[Work required]
Count every line below that contains "title", then state the total with no other output.

[Recorded data]

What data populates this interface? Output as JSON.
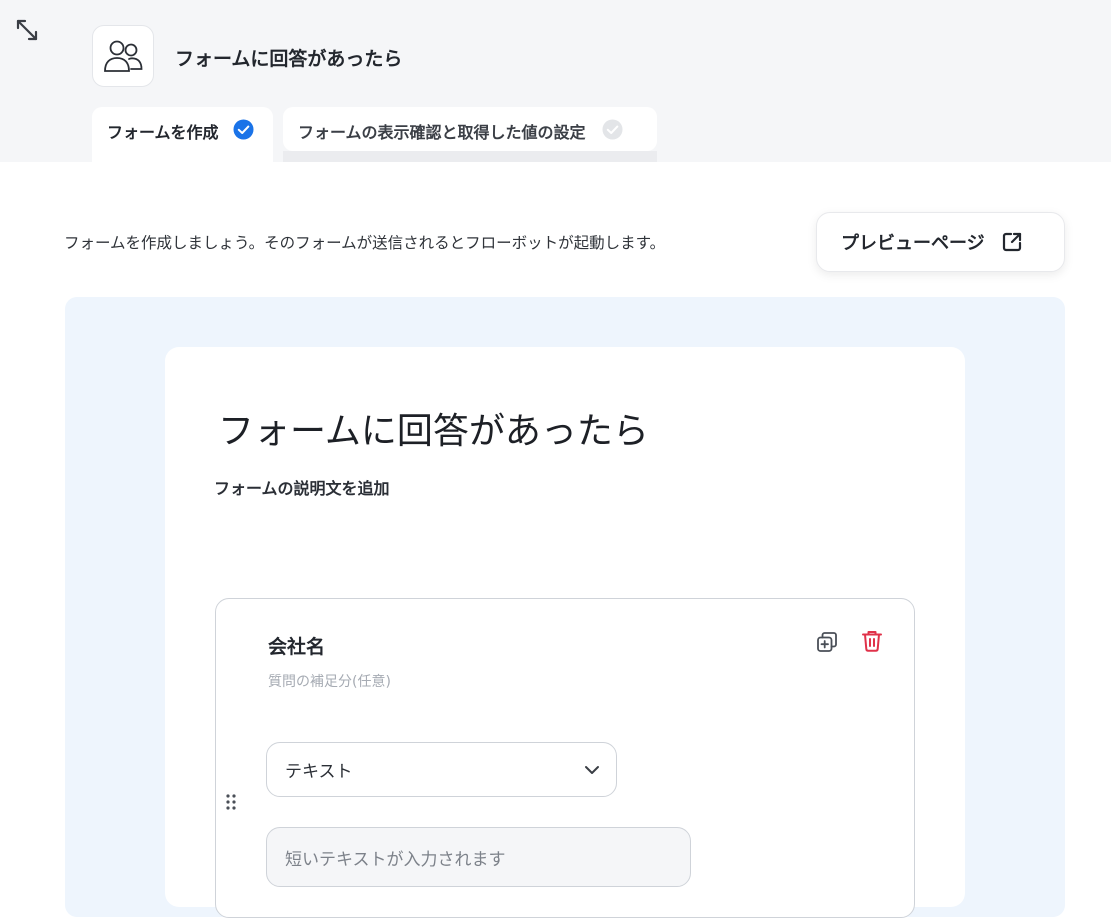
{
  "header": {
    "title": "フォームに回答があったら"
  },
  "tabs": [
    {
      "label": "フォームを作成",
      "status": "completed"
    },
    {
      "label": "フォームの表示確認と取得した値の設定",
      "status": "pending"
    }
  ],
  "intro": {
    "text": "フォームを作成しましょう。そのフォームが送信されるとフローボットが起動します。"
  },
  "preview_button": {
    "label": "プレビューページ"
  },
  "form": {
    "title": "フォームに回答があったら",
    "description_placeholder": "フォームの説明文を追加",
    "questions": [
      {
        "label": "会社名",
        "help_placeholder": "質問の補足分(任意)",
        "type_selected": "テキスト",
        "answer_placeholder": "短いテキストが入力されます"
      }
    ]
  },
  "icons": {
    "expand": "expand-arrows-icon",
    "app": "users-icon",
    "check_done": "check-circle-icon",
    "check_pending": "check-circle-icon",
    "external": "external-link-icon",
    "duplicate": "duplicate-icon",
    "delete": "trash-icon",
    "drag": "drag-handle-icon",
    "chevron": "chevron-down-icon"
  },
  "colors": {
    "accent": "#1a73e8",
    "danger": "#e0324a",
    "canvas_bg": "#eef5fd",
    "header_bg": "#f5f6f8"
  }
}
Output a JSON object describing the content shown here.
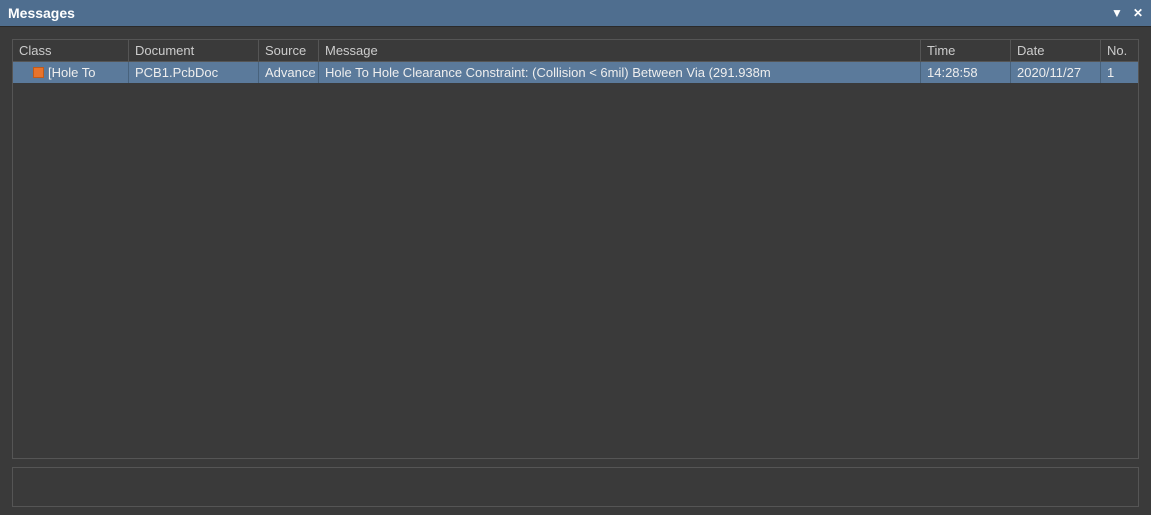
{
  "panel": {
    "title": "Messages"
  },
  "columns": {
    "class": "Class",
    "document": "Document",
    "source": "Source",
    "message": "Message",
    "time": "Time",
    "date": "Date",
    "no": "No."
  },
  "rows": [
    {
      "class": "[Hole To",
      "document": "PCB1.PcbDoc",
      "source": "Advance",
      "message": "Hole To Hole Clearance Constraint: (Collision < 6mil) Between Via (291.938m",
      "time": "14:28:58",
      "date": "2020/11/27",
      "no": "1"
    }
  ]
}
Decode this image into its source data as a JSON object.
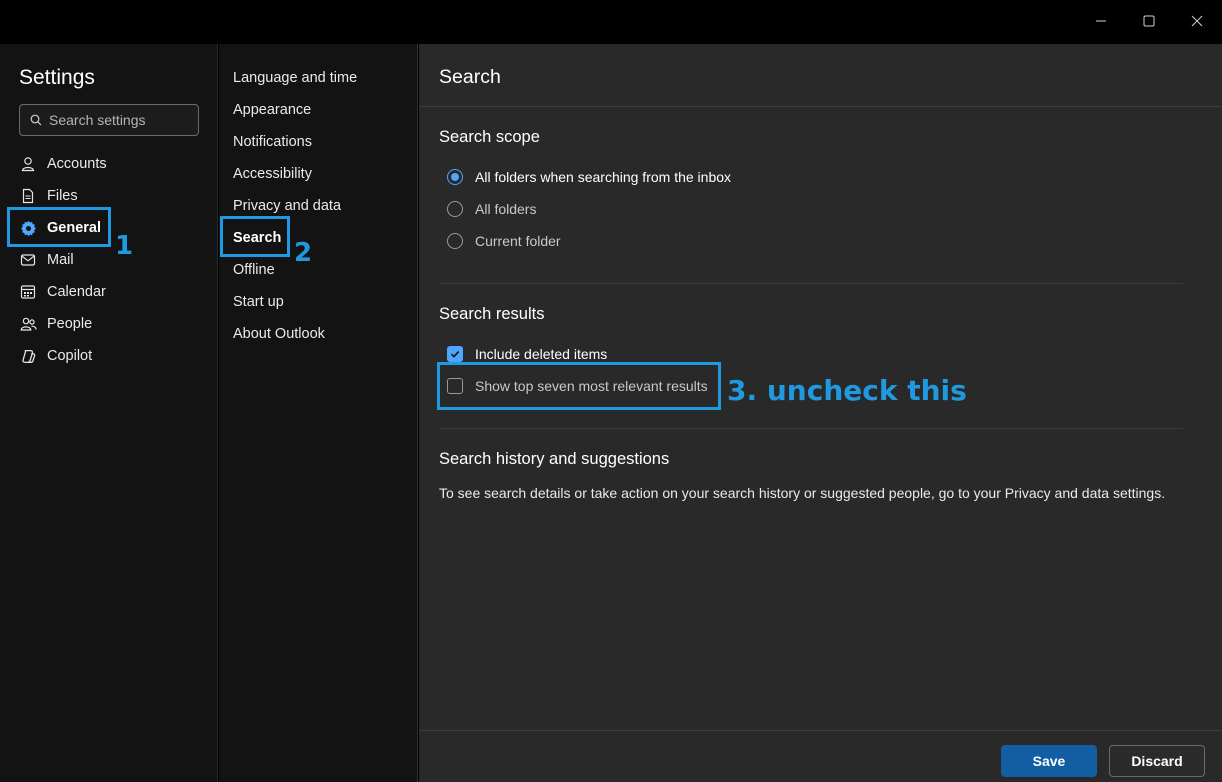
{
  "window": {
    "controls": [
      "minimize-icon",
      "maximize-icon",
      "close-icon"
    ]
  },
  "sidebar": {
    "title": "Settings",
    "search_placeholder": "Search settings",
    "items": [
      {
        "label": "Accounts",
        "icon": "person-icon"
      },
      {
        "label": "Files",
        "icon": "file-icon"
      },
      {
        "label": "General",
        "icon": "gear-icon",
        "active": true
      },
      {
        "label": "Mail",
        "icon": "mail-icon"
      },
      {
        "label": "Calendar",
        "icon": "calendar-icon"
      },
      {
        "label": "People",
        "icon": "people-icon"
      },
      {
        "label": "Copilot",
        "icon": "copilot-icon"
      }
    ]
  },
  "subnav": {
    "items": [
      {
        "label": "Language and time"
      },
      {
        "label": "Appearance"
      },
      {
        "label": "Notifications"
      },
      {
        "label": "Accessibility"
      },
      {
        "label": "Privacy and data"
      },
      {
        "label": "Search",
        "active": true
      },
      {
        "label": "Offline"
      },
      {
        "label": "Start up"
      },
      {
        "label": "About Outlook"
      }
    ]
  },
  "main": {
    "title": "Search",
    "scope": {
      "title": "Search scope",
      "options": [
        {
          "label": "All folders when searching from the inbox",
          "checked": true
        },
        {
          "label": "All folders",
          "checked": false
        },
        {
          "label": "Current folder",
          "checked": false
        }
      ]
    },
    "results": {
      "title": "Search results",
      "options": [
        {
          "label": "Include deleted items",
          "checked": true
        },
        {
          "label": "Show top seven most relevant results",
          "checked": false
        }
      ]
    },
    "history": {
      "title": "Search history and suggestions",
      "text": "To see search details or take action on your search history or suggested people, go to your Privacy and data settings."
    },
    "footer": {
      "save_label": "Save",
      "discard_label": "Discard"
    }
  },
  "annotations": {
    "step1": "1",
    "step2": "2",
    "step3": "3. uncheck this",
    "color": "#1f9ae0"
  },
  "colors": {
    "accent": "#4ea6ff",
    "primary_button": "#115ea3",
    "background": "#292929"
  }
}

[Result of the task]
8